For Andreu, movement is meaning, the paintbrush that generates the image from the limited material on her palette, or rather, to speak in a much more literal way, the camera that substitutes for the eye is a window to the soul, as it explores he surrounding space, extrapolates the different elements and is drawn into, or withdrawn from, the objects on which it alights. The artist, seeing but unseen either moves the camera, that fixes on its subject, or moves the object into and out of focus. Either way, it is her hand, unseen, that consciously manipulates the image. At a further extension still, it may be her hand on the computer mouse, that gives free, and physical, play to her imagination. And we, as observers, are drawn into these movements of the hand, the camera and the object, and the movements of the soul that set these processes in motion.

So what are we left with are not so much ´mostres´, or ´samples´, as ´prises´(´prises de vue´, ´prises de conscience´), which might be rendered in the almost unworkable translation, ´captures´(´captives´, maybe? Or the more transitive ´capturings´?). Thus, the hand holding the camera of the mouse captures the movement with the sweep of a gesture, as an image whose very prolongation in time generates new meaning, both in our perceptions and in our interpretation of these. (The artist sees a literary equivalent to this in one of her favourite works of literature, Lawrence Sterne´s Tristram Shandy, where all the elements of the narration undergo a constant process of transformation, as its forward movement generates fresh, and surprising, meanings.

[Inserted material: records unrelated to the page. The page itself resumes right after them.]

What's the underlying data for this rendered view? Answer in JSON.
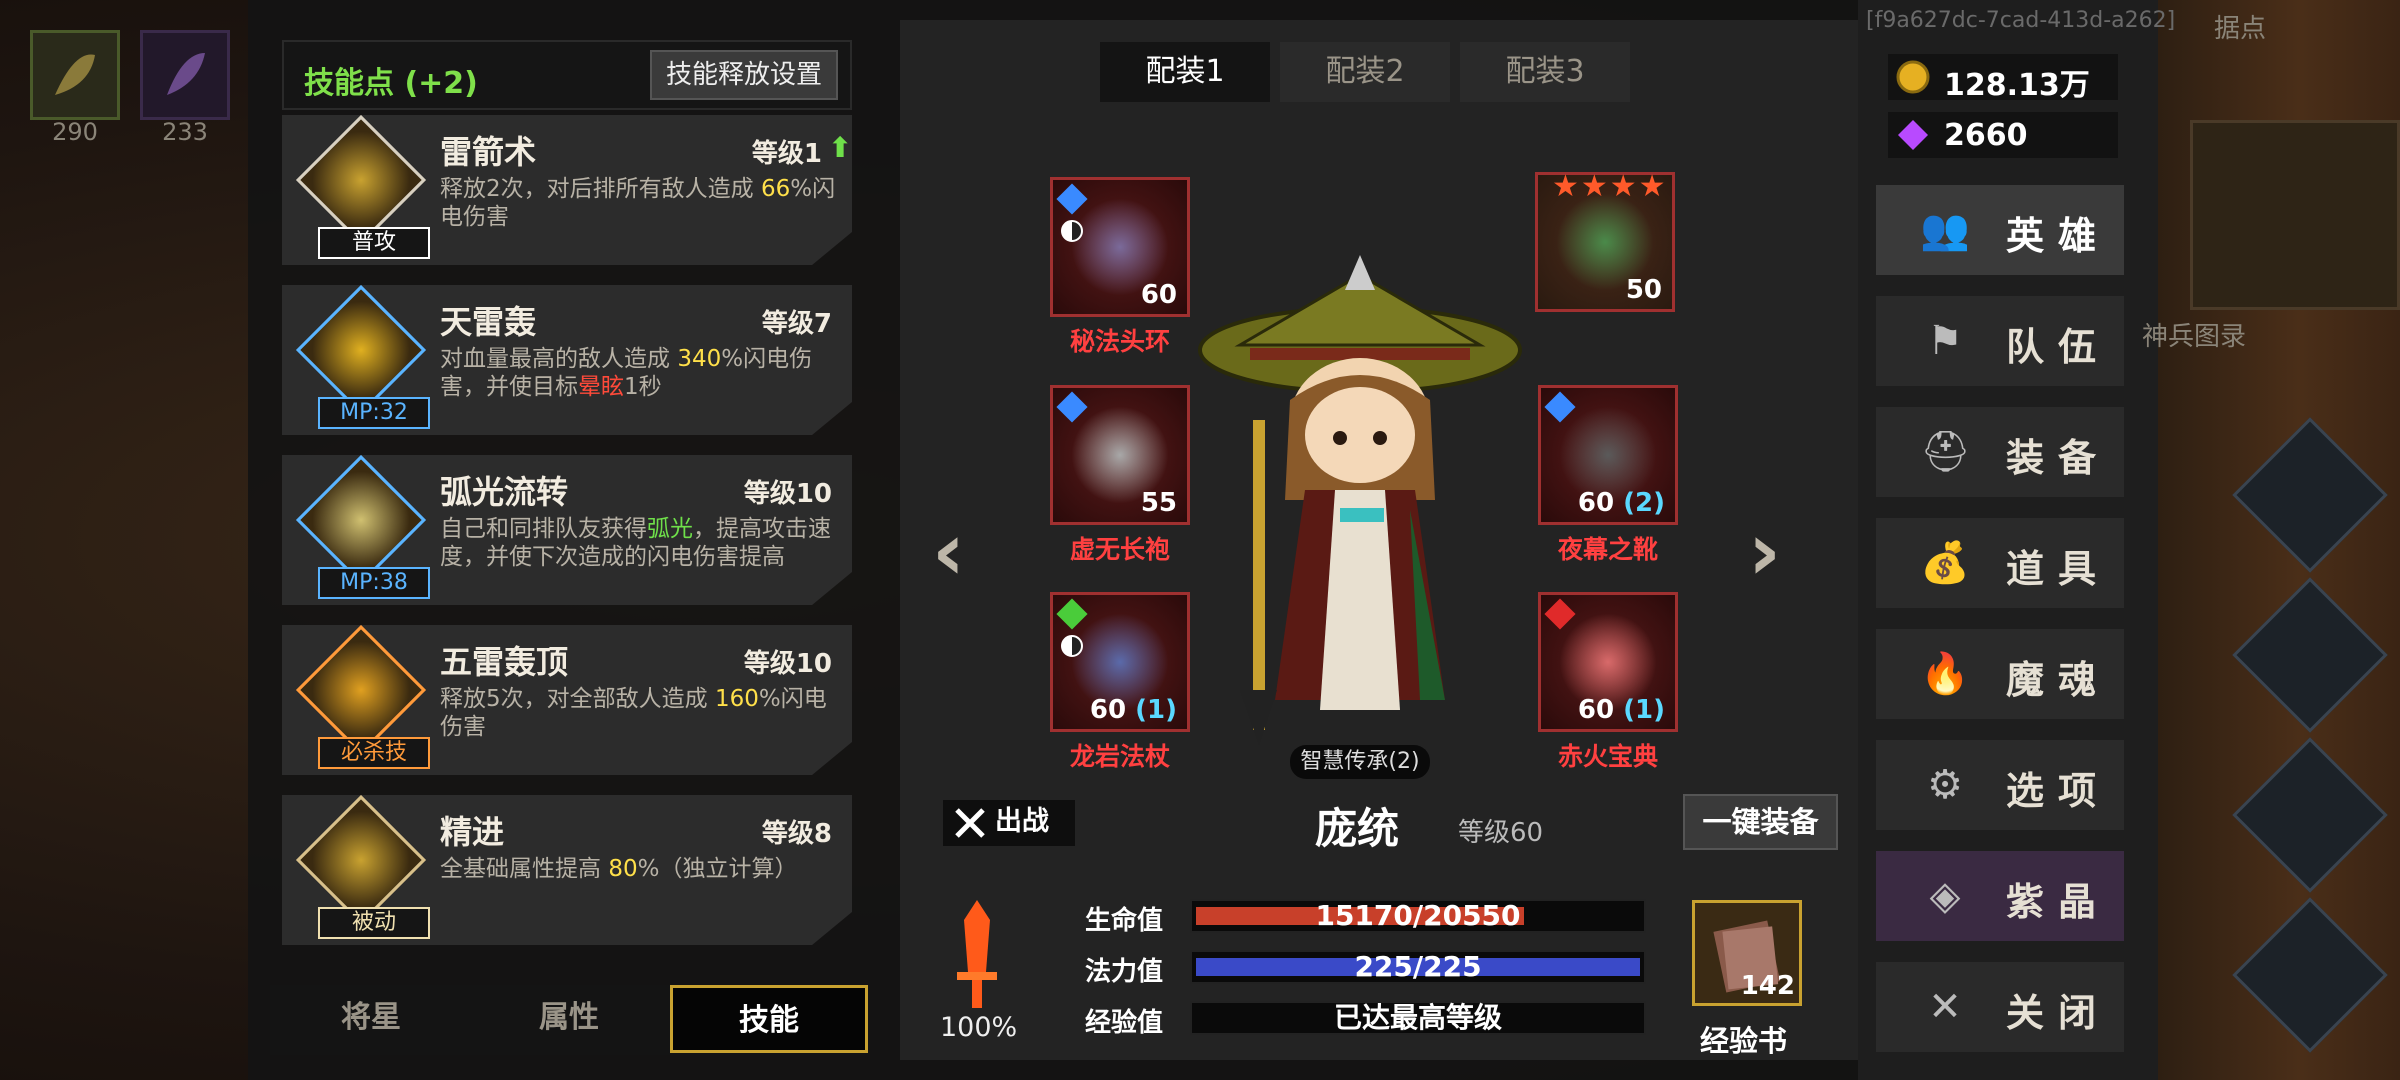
{
  "top": {
    "id_text": "[f9a627dc-7cad-413d-a262]",
    "base_label": "据点",
    "map_label": "神兵图录",
    "resources_left": [
      {
        "icon": "leaf-item-icon",
        "count": "290"
      },
      {
        "icon": "feather-item-icon",
        "count": "233"
      }
    ]
  },
  "skills_panel": {
    "header_title": "技能点 (+2)",
    "release_settings_button": "技能释放设置",
    "skills": [
      {
        "name": "雷箭术",
        "level": "等级1",
        "tag": "普攻",
        "tag_color": "#ffffff",
        "desc_parts": [
          [
            "释放2次，对后排所有敌人造成 ",
            ""
          ],
          [
            "66",
            "y"
          ],
          [
            "%闪电伤害",
            ""
          ]
        ]
      },
      {
        "name": "天雷轰",
        "level": "等级7",
        "tag": "MP:32",
        "tag_color": "#5ab4ff",
        "desc_parts": [
          [
            "对血量最高的敌人造成 ",
            ""
          ],
          [
            "340",
            "y"
          ],
          [
            "%闪电伤害，并使目标",
            ""
          ],
          [
            "晕眩",
            "r"
          ],
          [
            "1秒",
            ""
          ]
        ]
      },
      {
        "name": "弧光流转",
        "level": "等级10",
        "tag": "MP:38",
        "tag_color": "#5ab4ff",
        "desc_parts": [
          [
            "自己和同排队友获得",
            ""
          ],
          [
            "弧光",
            "g"
          ],
          [
            "，提高攻击速度，并使下次造成的闪电伤害提高",
            ""
          ]
        ]
      },
      {
        "name": "五雷轰顶",
        "level": "等级10",
        "tag": "必杀技",
        "tag_color": "#ff9a3a",
        "desc_parts": [
          [
            "释放5次，对全部敌人造成 ",
            ""
          ],
          [
            "160",
            "y"
          ],
          [
            "%闪电伤害",
            ""
          ]
        ]
      },
      {
        "name": "精进",
        "level": "等级8",
        "tag": "被动",
        "tag_color": "#f0e0b0",
        "desc_parts": [
          [
            "全基础属性提高 ",
            ""
          ],
          [
            "80",
            "y"
          ],
          [
            "%（独立计算）",
            ""
          ]
        ]
      }
    ],
    "bottom_tabs": [
      "将星",
      "属性",
      "技能"
    ],
    "active_bottom_tab": 2
  },
  "center": {
    "loadout_tabs": [
      "配装1",
      "配装2",
      "配装3"
    ],
    "active_loadout": 0,
    "equipment": [
      {
        "slot": "head",
        "name": "秘法头环",
        "level": "60",
        "plus": "",
        "gem": "#3a8aff",
        "yinyang": true
      },
      {
        "slot": "pet",
        "name": "",
        "level": "50",
        "plus": "",
        "gem": "",
        "yinyang": false,
        "stars": 4
      },
      {
        "slot": "body",
        "name": "虚无长袍",
        "level": "55",
        "plus": "",
        "gem": "#3a8aff",
        "yinyang": false
      },
      {
        "slot": "boots",
        "name": "夜幕之靴",
        "level": "60",
        "plus": "(2)",
        "gem": "#3a8aff",
        "yinyang": false
      },
      {
        "slot": "weapon",
        "name": "龙岩法杖",
        "level": "60",
        "plus": "(1)",
        "gem": "#4acc3a",
        "yinyang": true
      },
      {
        "slot": "book",
        "name": "赤火宝典",
        "level": "60",
        "plus": "(1)",
        "gem": "#e02a2a",
        "yinyang": false
      }
    ],
    "legacy_badge": "智慧传承(2)",
    "sortie_label": "出战",
    "hero_name": "庞统",
    "hero_level": "等级60",
    "one_click_equip": "一键装备",
    "stats": {
      "hp_label": "生命值",
      "hp_text": "15170/20550",
      "hp_current": 15170,
      "hp_max": 20550,
      "mp_label": "法力值",
      "mp_text": "225/225",
      "mp_current": 225,
      "mp_max": 225,
      "exp_label": "经验值",
      "exp_text": "已达最高等级"
    },
    "attack_percent": "100%",
    "exp_book": {
      "label": "经验书",
      "count": "142"
    }
  },
  "right_menu": {
    "gold": "128.13万",
    "gems": "2660",
    "items": [
      {
        "label": "英雄",
        "icon": "hero-icon"
      },
      {
        "label": "队伍",
        "icon": "flag-icon"
      },
      {
        "label": "装备",
        "icon": "helmet-icon"
      },
      {
        "label": "道具",
        "icon": "bag-icon"
      },
      {
        "label": "魔魂",
        "icon": "flame-icon"
      },
      {
        "label": "选项",
        "icon": "gear-icon"
      },
      {
        "label": "紫晶",
        "icon": "crystal-icon"
      },
      {
        "label": "关闭",
        "icon": "close-icon"
      }
    ],
    "active_item": 0,
    "colors": {
      "gold": "#e6b022",
      "gem": "#b84aff",
      "accent": "#c9a230"
    }
  }
}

Finally, in addition to these syncretic methods touched on above, we find a constant shifting of meaning and displacement, from one object to another, of one idea to another, and of one technique of representation of reality, to another, almost by a process of contagion, in accordance with arbitrary, but predictable rules. A comparison for this might be found, again, in literature, - in James Joyce´s Ulysses, for example, - where words take on a life of their own and assume new meanings that are beyond the conscious control of the author, but rich in texture, sound and evocative associations. At a deeper level, we are reminded of the interrelatedness of everything, and the way this serves to bring out the underlying unity of the creative process. Through her virtuoso improvisation, the artist lays siege to the possibility of deeper significance. In Bachelard´s evocative phrase: ´The world pulse beats at my door´.